I have a letter from a deceased member who joined the church at 85 years of age and was not able, due to health concerns, to go to the Temple before she passed away three years later. While she was alive she was able to arrange for her deceased husband and son to have their temple endowments done. Her one wish was to be sealed to them along with two other children who had died before the age of eight and to be sealed to her parents who have also had their work completed. She signed a letter to this effect and I promised her that I would do this for her. She also made these wishes known to our Branch President who is a very, very distant relative. Now I find that I am unable to reserve these ordinances because I am not a blood relative, even though I have a letter signed by her asking that this work be done. She has living children but they are quite anti church.
Hi Shore Norma,
You can do ordinances for a deceased person who was born within the last 110 years. But you must meet certain requirements:
Permission granted by a deceased person before death does not qualify. Permission must come from a close living relative.
Here is an example of how to approach family members who are not members of The Church of Jesus Christ of Latter-day Saints to request permission:
I am a member of The Church of Jesus Christ of Latter-day Saints. I am seeking your permission to submit [person's name] to the temple. In the temple, we perform sacred ordinances for our loved ones who have passed away.
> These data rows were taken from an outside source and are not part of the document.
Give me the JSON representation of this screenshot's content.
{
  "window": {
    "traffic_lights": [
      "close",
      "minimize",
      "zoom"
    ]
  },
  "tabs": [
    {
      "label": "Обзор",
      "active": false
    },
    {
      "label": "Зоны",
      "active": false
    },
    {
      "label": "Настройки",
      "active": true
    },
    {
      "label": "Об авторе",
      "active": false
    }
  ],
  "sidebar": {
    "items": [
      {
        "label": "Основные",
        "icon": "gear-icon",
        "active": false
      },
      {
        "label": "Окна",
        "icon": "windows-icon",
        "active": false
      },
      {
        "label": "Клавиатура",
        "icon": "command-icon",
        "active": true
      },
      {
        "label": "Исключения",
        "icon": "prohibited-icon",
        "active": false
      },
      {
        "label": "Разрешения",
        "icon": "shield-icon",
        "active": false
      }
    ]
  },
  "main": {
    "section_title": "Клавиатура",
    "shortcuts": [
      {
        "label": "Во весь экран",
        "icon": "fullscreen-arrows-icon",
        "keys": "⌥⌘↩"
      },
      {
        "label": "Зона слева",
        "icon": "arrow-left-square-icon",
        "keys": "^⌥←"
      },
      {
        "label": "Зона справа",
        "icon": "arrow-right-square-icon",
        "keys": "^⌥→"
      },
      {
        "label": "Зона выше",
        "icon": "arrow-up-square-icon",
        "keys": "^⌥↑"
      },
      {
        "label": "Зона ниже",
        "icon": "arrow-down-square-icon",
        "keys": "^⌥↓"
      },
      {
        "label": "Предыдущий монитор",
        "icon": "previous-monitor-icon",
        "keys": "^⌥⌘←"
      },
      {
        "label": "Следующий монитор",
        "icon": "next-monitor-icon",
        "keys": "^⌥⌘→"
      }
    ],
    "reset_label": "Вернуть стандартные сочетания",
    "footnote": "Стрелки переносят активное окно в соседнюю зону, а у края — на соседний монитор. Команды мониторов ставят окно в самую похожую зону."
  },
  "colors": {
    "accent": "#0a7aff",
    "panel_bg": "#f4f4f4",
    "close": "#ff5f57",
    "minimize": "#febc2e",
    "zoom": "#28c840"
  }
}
It would be my gift to [him or her], and I would be honored. I will respect whatever you say and will hold no hard feelings if you decline.
Consider and respect the wishes of close living relatives, especially a living spouse, and accept the answer you receive.
Here is a link to the article this information came from for further information.
Do I need permission from the closest living relative to do temple ordinances?1